**Page and application data records:**
=-=-=
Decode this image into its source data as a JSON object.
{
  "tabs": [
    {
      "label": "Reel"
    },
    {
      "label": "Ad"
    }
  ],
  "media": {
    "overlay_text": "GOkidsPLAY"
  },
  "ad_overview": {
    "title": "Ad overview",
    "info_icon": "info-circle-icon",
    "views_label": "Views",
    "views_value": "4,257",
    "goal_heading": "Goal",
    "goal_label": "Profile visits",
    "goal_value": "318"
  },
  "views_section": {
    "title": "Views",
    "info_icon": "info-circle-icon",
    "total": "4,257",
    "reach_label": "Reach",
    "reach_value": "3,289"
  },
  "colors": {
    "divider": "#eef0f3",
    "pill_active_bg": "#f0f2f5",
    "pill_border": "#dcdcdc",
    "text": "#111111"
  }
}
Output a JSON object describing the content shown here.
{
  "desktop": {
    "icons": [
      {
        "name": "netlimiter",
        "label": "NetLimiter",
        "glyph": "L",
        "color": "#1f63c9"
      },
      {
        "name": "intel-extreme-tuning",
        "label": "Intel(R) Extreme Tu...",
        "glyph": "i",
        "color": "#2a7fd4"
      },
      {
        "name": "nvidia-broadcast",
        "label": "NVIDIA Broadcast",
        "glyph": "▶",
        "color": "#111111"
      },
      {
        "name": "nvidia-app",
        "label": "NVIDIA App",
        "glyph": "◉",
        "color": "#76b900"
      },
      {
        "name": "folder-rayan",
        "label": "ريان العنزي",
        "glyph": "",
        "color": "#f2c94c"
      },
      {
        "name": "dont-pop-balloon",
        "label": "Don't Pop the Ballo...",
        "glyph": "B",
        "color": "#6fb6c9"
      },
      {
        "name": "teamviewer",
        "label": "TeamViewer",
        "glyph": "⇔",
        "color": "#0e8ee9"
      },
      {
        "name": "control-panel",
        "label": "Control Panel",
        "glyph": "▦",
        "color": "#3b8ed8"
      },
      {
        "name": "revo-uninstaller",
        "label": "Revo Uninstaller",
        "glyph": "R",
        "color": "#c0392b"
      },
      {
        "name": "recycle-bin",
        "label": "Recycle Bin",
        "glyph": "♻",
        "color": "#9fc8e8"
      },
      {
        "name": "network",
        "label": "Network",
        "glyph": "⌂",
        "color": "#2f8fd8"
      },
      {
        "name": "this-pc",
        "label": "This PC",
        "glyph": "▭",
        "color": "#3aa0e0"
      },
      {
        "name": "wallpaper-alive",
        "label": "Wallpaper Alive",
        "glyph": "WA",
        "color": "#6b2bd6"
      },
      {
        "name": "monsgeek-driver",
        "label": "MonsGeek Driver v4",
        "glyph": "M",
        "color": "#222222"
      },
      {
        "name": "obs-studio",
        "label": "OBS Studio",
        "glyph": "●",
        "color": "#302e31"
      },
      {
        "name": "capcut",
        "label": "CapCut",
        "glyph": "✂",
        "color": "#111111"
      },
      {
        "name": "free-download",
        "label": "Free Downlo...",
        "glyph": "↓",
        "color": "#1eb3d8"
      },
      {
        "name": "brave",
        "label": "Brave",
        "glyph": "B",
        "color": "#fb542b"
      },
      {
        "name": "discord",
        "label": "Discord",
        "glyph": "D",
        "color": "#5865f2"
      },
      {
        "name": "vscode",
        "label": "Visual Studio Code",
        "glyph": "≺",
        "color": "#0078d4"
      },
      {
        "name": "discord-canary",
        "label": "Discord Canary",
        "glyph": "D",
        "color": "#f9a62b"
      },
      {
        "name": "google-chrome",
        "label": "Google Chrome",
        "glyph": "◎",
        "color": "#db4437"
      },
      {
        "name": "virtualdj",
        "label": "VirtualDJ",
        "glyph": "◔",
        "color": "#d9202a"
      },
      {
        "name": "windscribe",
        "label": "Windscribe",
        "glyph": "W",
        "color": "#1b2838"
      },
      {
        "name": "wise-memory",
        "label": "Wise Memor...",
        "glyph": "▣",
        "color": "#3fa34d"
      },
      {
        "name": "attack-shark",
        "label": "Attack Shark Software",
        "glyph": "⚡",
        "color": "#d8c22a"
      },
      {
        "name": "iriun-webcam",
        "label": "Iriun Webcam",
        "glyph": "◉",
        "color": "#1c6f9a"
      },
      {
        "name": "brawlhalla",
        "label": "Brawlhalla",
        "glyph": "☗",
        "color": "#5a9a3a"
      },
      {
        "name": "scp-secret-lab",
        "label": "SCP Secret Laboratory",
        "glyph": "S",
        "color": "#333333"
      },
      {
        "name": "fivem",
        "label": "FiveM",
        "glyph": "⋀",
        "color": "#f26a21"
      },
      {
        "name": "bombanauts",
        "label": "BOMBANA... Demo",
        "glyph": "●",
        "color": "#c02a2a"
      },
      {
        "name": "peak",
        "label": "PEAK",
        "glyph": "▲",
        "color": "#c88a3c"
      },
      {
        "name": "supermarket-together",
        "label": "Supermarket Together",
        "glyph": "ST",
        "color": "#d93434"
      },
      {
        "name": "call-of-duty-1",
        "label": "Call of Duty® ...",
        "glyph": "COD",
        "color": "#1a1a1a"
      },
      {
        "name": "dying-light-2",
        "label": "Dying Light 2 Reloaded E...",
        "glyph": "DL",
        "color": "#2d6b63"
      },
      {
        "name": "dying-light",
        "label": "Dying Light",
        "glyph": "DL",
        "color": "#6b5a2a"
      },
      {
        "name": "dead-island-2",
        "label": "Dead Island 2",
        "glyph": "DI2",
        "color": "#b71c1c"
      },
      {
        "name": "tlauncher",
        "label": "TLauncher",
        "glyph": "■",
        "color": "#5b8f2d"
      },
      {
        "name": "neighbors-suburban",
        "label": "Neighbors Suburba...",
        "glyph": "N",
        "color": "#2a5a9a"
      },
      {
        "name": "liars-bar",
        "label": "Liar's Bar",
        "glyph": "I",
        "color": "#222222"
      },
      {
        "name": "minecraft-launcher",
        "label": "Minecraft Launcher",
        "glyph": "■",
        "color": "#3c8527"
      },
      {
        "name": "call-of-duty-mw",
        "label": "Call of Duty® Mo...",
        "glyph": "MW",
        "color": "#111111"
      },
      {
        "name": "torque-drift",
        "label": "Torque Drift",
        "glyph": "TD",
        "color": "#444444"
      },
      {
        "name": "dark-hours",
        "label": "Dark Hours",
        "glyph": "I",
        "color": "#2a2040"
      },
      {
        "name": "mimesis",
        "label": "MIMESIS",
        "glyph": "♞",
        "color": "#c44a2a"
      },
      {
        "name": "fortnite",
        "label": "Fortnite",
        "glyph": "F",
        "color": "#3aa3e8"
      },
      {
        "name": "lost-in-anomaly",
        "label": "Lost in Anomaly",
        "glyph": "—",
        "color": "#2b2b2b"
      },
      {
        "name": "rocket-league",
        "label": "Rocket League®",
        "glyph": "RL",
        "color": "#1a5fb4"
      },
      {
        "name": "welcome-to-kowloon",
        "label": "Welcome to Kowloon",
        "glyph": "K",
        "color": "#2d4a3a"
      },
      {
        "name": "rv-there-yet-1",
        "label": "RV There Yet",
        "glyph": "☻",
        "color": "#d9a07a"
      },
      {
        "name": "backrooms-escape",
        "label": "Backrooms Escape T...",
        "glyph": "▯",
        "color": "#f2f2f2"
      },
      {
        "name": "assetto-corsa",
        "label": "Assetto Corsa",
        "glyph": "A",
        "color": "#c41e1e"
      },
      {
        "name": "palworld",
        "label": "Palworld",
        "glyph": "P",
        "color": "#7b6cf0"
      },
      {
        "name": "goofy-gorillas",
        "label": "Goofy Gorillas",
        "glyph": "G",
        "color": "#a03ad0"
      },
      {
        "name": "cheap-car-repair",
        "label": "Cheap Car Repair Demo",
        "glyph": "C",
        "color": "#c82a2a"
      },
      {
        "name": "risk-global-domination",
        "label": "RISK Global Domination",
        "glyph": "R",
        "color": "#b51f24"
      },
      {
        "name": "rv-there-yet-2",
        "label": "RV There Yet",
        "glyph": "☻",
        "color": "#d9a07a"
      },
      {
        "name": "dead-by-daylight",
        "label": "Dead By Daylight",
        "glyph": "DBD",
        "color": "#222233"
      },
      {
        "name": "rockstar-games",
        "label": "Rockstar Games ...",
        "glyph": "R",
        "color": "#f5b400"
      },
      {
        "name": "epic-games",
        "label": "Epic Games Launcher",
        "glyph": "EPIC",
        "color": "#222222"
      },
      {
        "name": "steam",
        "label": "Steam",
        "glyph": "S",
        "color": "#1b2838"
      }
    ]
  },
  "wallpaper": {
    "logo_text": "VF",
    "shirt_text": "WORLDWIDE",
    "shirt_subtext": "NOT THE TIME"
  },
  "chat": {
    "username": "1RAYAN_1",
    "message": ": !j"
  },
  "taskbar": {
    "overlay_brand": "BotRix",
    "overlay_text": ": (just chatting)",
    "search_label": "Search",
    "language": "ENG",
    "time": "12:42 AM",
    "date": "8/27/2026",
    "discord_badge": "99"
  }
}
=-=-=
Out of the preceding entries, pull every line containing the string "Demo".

**Solved exercise:**
        "label": "BOMBANA... Demo",
        "label": "Cheap Car Repair Demo",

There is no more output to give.